“Supporting Refugee Children –Strategies for Educators,” by Jan Stewart. 2011. University of Toronto Press, 348 pp.
The world is full of conflict and wars of many types in many places. Such conflicts leave large numbers of refugees in their wake. Through a complex process largely outside the scope of this book, many of these refugees are resettled in western nations with a history of accepting immigrants. In nations that accept refugees, educators who teach refugees would improve their efficiency and understanding if they had a better understanding of refugees and specifically the special needs of children who have been exposed to war who they will be called upon to educate.
The U.S.A. is one nation that accepts large numbers of refugees from around the globe. Canada is another. Although this book was written by a Canadian and uses Canadian examples, there was nothing in it that I felt would be inappropriate if applied in an American setting.
The author, a Canadian educator, discussed the needs of immigrant children who are affected by war. Although immigrant children generally have a wide variety of special needs, such as language help, cultural adaptation assistance and the complex issue of assimilation versus cultural adaptation, and issues of struggling to obtain an education while working through the need to adjust to a new country and often a new style of education, refugee students often have even more and often very complex issues to deal with, and these issues often affect teachers or require the understanding and active intervention by a teacher if the student is able to receive the help they need.
For instance, it is not uncommon for refugee students to have very limited English and interrupted formal schooling.

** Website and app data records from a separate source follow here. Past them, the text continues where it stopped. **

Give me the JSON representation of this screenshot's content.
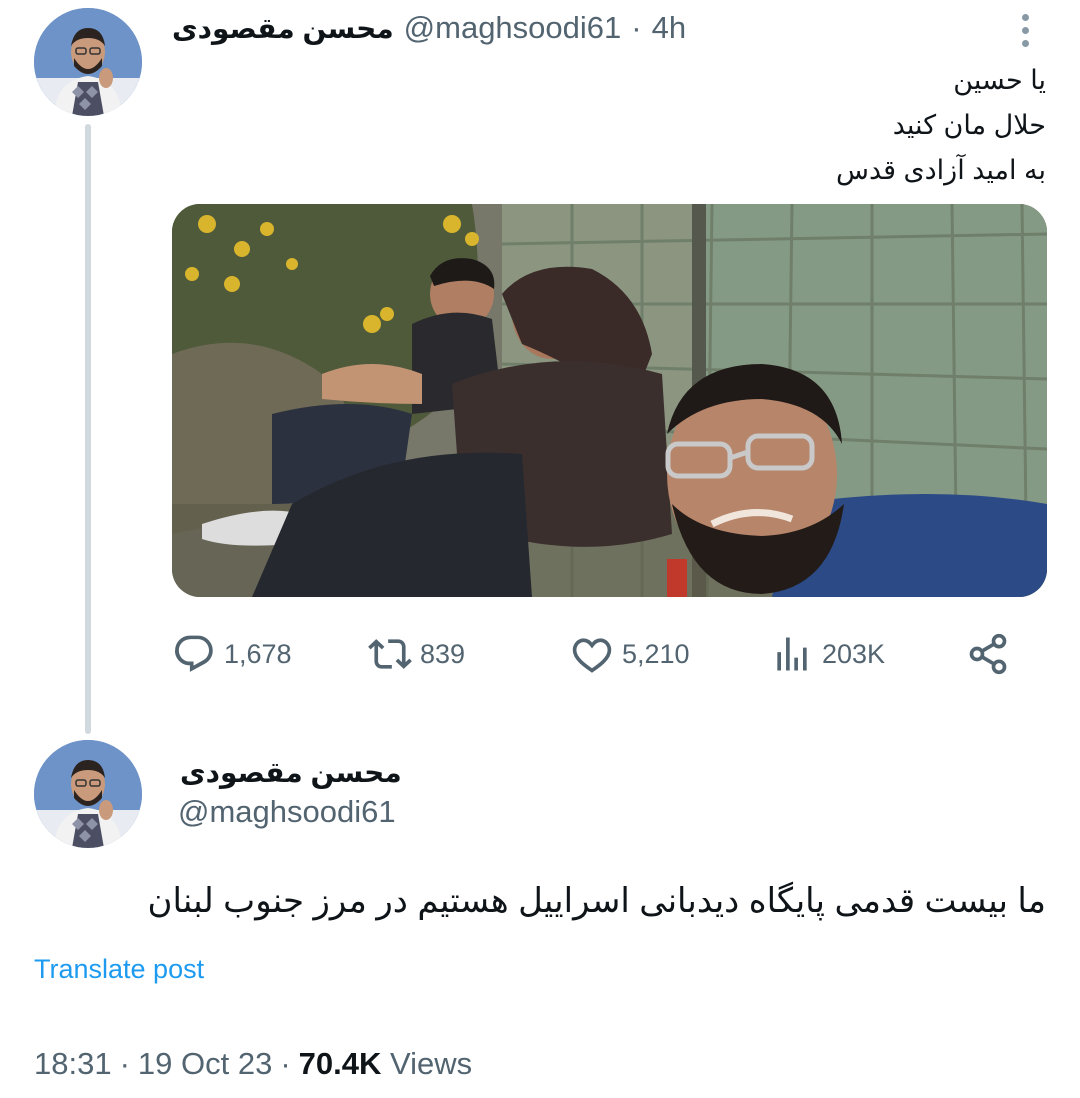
{
  "tweet1": {
    "author_name": "محسن مقصودی",
    "handle": "@maghsoodi61",
    "separator": "·",
    "time": "4h",
    "lines": [
      "یا حسین",
      "حلال مان کنید",
      "به امید آزادی قدس"
    ],
    "actions": {
      "replies": "1,678",
      "retweets": "839",
      "likes": "5,210",
      "views": "203K"
    }
  },
  "tweet2": {
    "author_name": "محسن مقصودی",
    "handle": "@maghsoodi61",
    "text": "ما بیست قدمی پایگاه دیدبانی اسراییل هستیم در مرز جنوب لبنان",
    "translate_label": "Translate post",
    "timestamp": "18:31",
    "date": "19 Oct 23",
    "separator": "·",
    "views_count": "70.4K",
    "views_label": "Views"
  },
  "colors": {
    "accent": "#1d9bf0",
    "secondary_text": "#536471",
    "primary_text": "#0f1419",
    "thread_line": "#cfd9de"
  },
  "icons": {
    "more": "more-vertical-icon",
    "reply": "reply-icon",
    "retweet": "retweet-icon",
    "like": "heart-icon",
    "views": "views-bar-icon",
    "share": "share-icon"
  }
}
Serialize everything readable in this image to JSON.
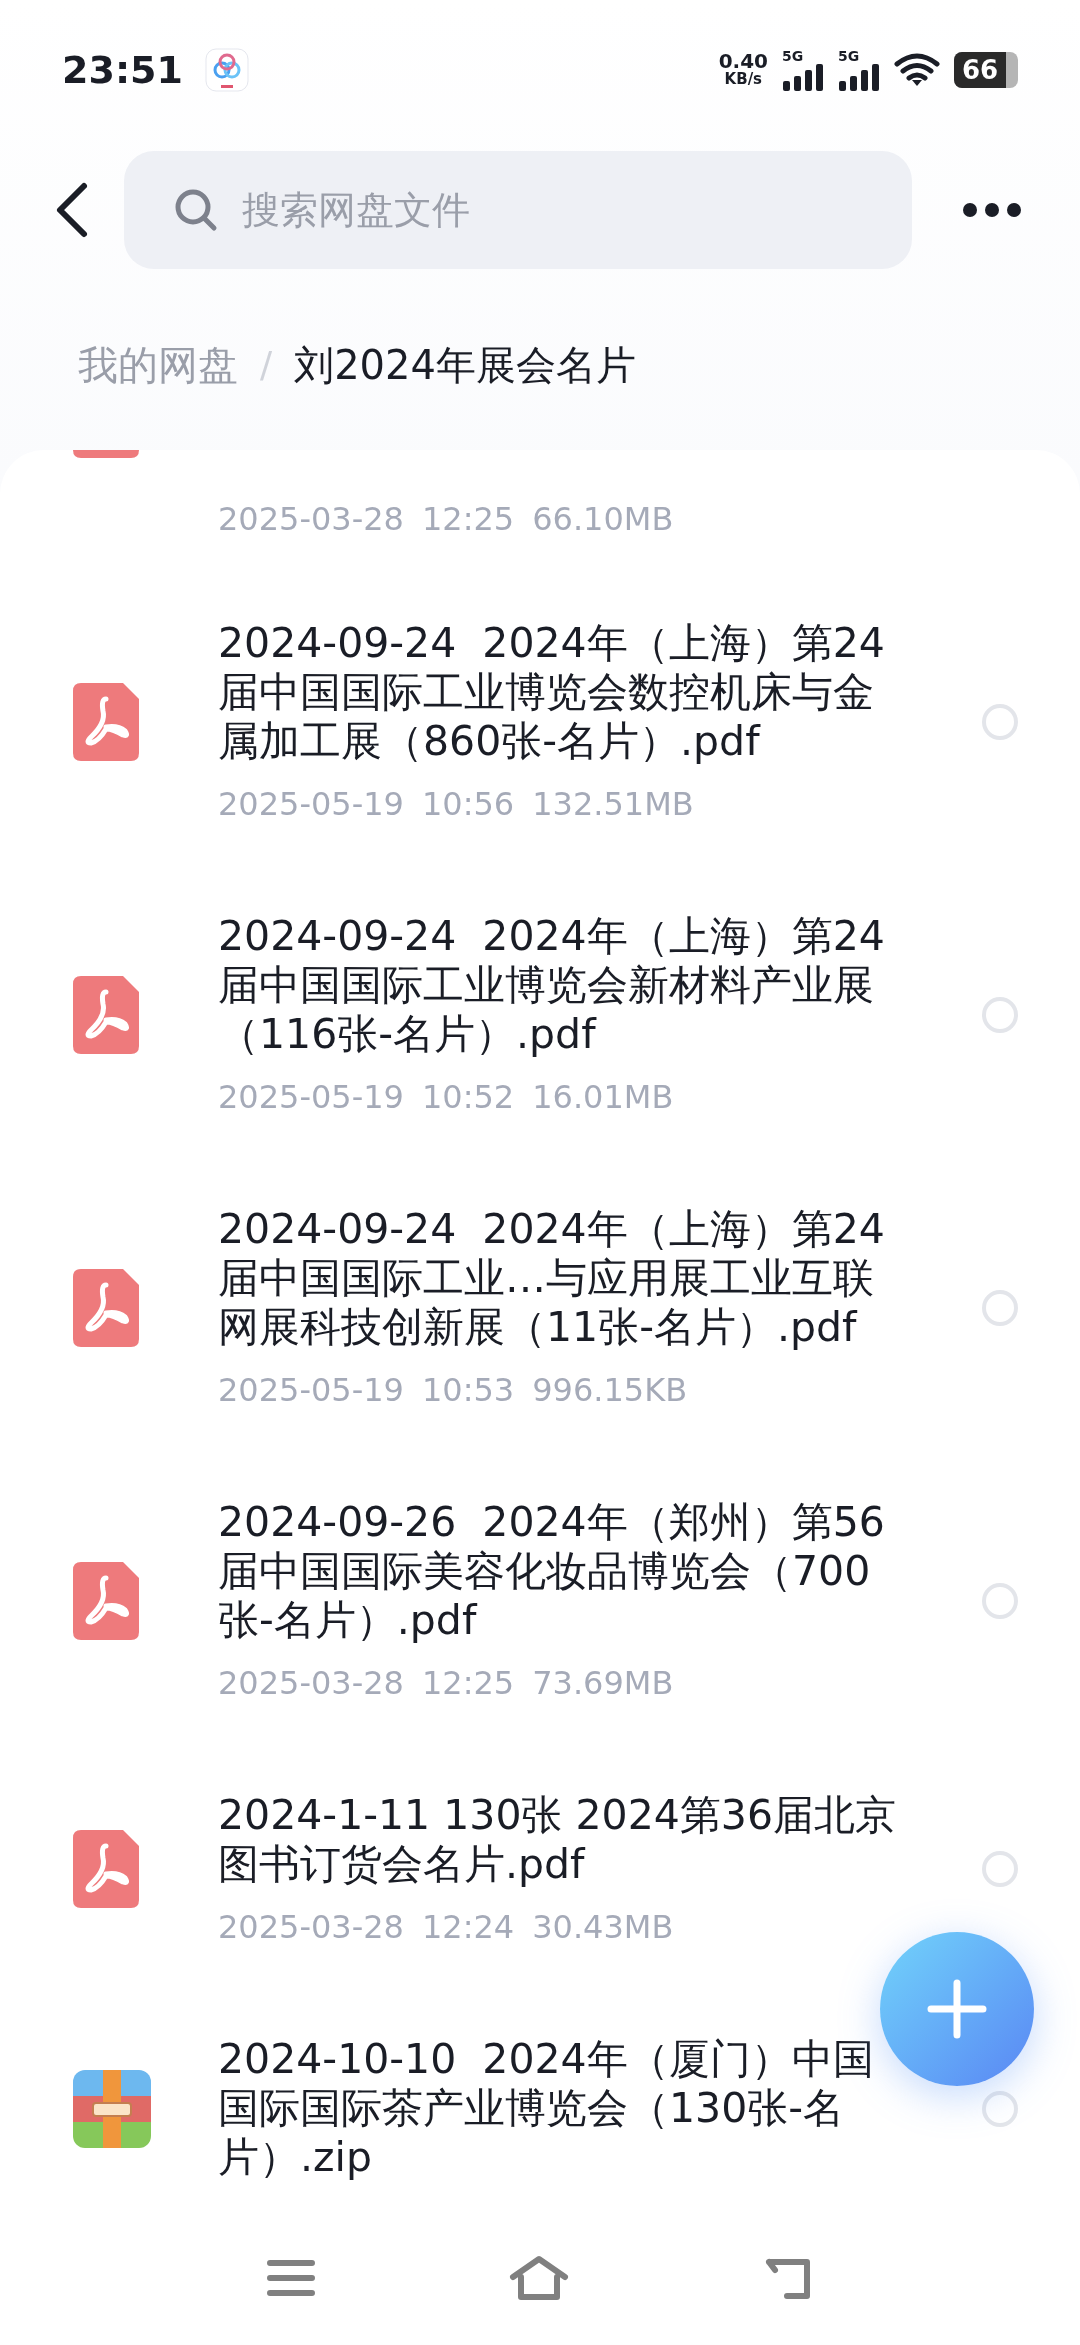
{
  "status_bar": {
    "time": "23:51",
    "net_speed": "0.40",
    "net_unit": "KB/s",
    "signal_1": "5G",
    "signal_2": "5G",
    "battery": "66"
  },
  "search": {
    "placeholder": "搜索网盘文件"
  },
  "breadcrumb": [
    {
      "label": "我的网盘",
      "current": false
    },
    {
      "separator": "/"
    },
    {
      "label": "刘2024年展会名片",
      "current": true
    }
  ],
  "partial_row": {
    "kind": "pdf",
    "meta": [
      "2025-03-28",
      "12:25",
      "66.10MB"
    ]
  },
  "files": [
    {
      "kind": "pdf",
      "name": "2024-09-24  2024年（上海）第24届中国国际工业博览会数控机床与金属加工展（860张-名片）.pdf",
      "meta": [
        "2025-05-19",
        "10:56",
        "132.51MB"
      ],
      "selected": false
    },
    {
      "kind": "pdf",
      "name": "2024-09-24  2024年（上海）第24届中国国际工业博览会新材料产业展（116张-名片）.pdf",
      "meta": [
        "2025-05-19",
        "10:52",
        "16.01MB"
      ],
      "selected": false
    },
    {
      "kind": "pdf",
      "name": "2024-09-24  2024年（上海）第24届中国国际工业…与应用展工业互联网展科技创新展（11张-名片）.pdf",
      "meta": [
        "2025-05-19",
        "10:53",
        "996.15KB"
      ],
      "selected": false
    },
    {
      "kind": "pdf",
      "name": "2024-09-26  2024年（郑州）第56届中国国际美容化妆品博览会（700张-名片）.pdf",
      "meta": [
        "2025-03-28",
        "12:25",
        "73.69MB"
      ],
      "selected": false
    },
    {
      "kind": "pdf",
      "name": "2024-1-11 130张 2024第36届北京图书订货会名片.pdf",
      "meta": [
        "2025-03-28",
        "12:24",
        "30.43MB"
      ],
      "selected": false
    },
    {
      "kind": "zip",
      "name": "2024-10-10  2024年（厦门）中国国际国际茶产业博览会（130张-名片）.zip",
      "selected": false
    }
  ]
}
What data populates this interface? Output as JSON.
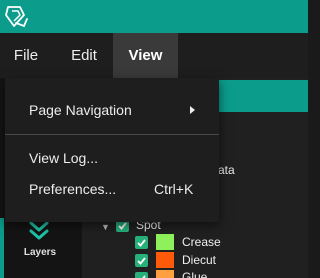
{
  "menubar": {
    "file": "File",
    "edit": "Edit",
    "view": "View"
  },
  "view_menu": {
    "items": [
      {
        "label": "Page Navigation",
        "has_submenu": true
      },
      {
        "label": "View Log..."
      },
      {
        "label": "Preferences...",
        "shortcut": "Ctrl+K"
      }
    ]
  },
  "sidebar": {
    "layers_label": "Layers",
    "layers_icon": "chevrons-down-icon"
  },
  "layers_panel": {
    "partial_text": "ata",
    "group": "Spot",
    "layers": [
      {
        "name": "Crease",
        "color": "#8ef05a"
      },
      {
        "name": "Diecut",
        "color": "#ff5a0a"
      },
      {
        "name": "Glue",
        "color": "#ffa040"
      }
    ]
  },
  "colors": {
    "accent": "#0b9c8b",
    "checkbox": "#27b07a"
  }
}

Often they come to school both older and less prepared than most of the local students. Their expectations or stated goals are often grossly unrealistic. For example, according to this book, it is not uncommon for a school that serves a refugee population to be presented with 16 year old students who read and write at a 3rd grade level and have never had a science class, but who enter school announcing that their goal is to study hard and become a doctor. Such students also often come from a badly broken or stressed family support network (often due to the casualties of war and the refugee experience) and are required to work long hours at a low paying job to support their family. The drop-out rate among them is high, and after dropping out many get into trouble with the law.
And these are the practical concrete issues. The emotional needs of such students are often complex, draining, and difficult. At times just reading this book was difficult. There were several references, for instance, to children who either experienced or witnessed other having their hands chopped off by child soldiers in African war zones, as well as rape and human trafficking. However, these subjects form part of the reality of life for many people in our world and nation,
In the first portion of the book, the author provides background and facts, and then mixes them with personal examples, the experiences of others, as well as offering academic theoretical frameworks for understanding the needs of these students. I thought the author did an excellent job of mixing theory and experience in a single narrative.
In the second portion of the book, the author offers a variety of classroom activities, often of an arts and crafts sort, to encourage and help students to share and process their experiences and pave the way for better integration into school and society. These projects, exercises, and activities were well presented although they tended to be of the sort that would be supplemental to a standard education instead of an integral part of it
All in all, I felt this book, although lengthy and at times emotionally draining was well worth reading and helped make me a better teacher.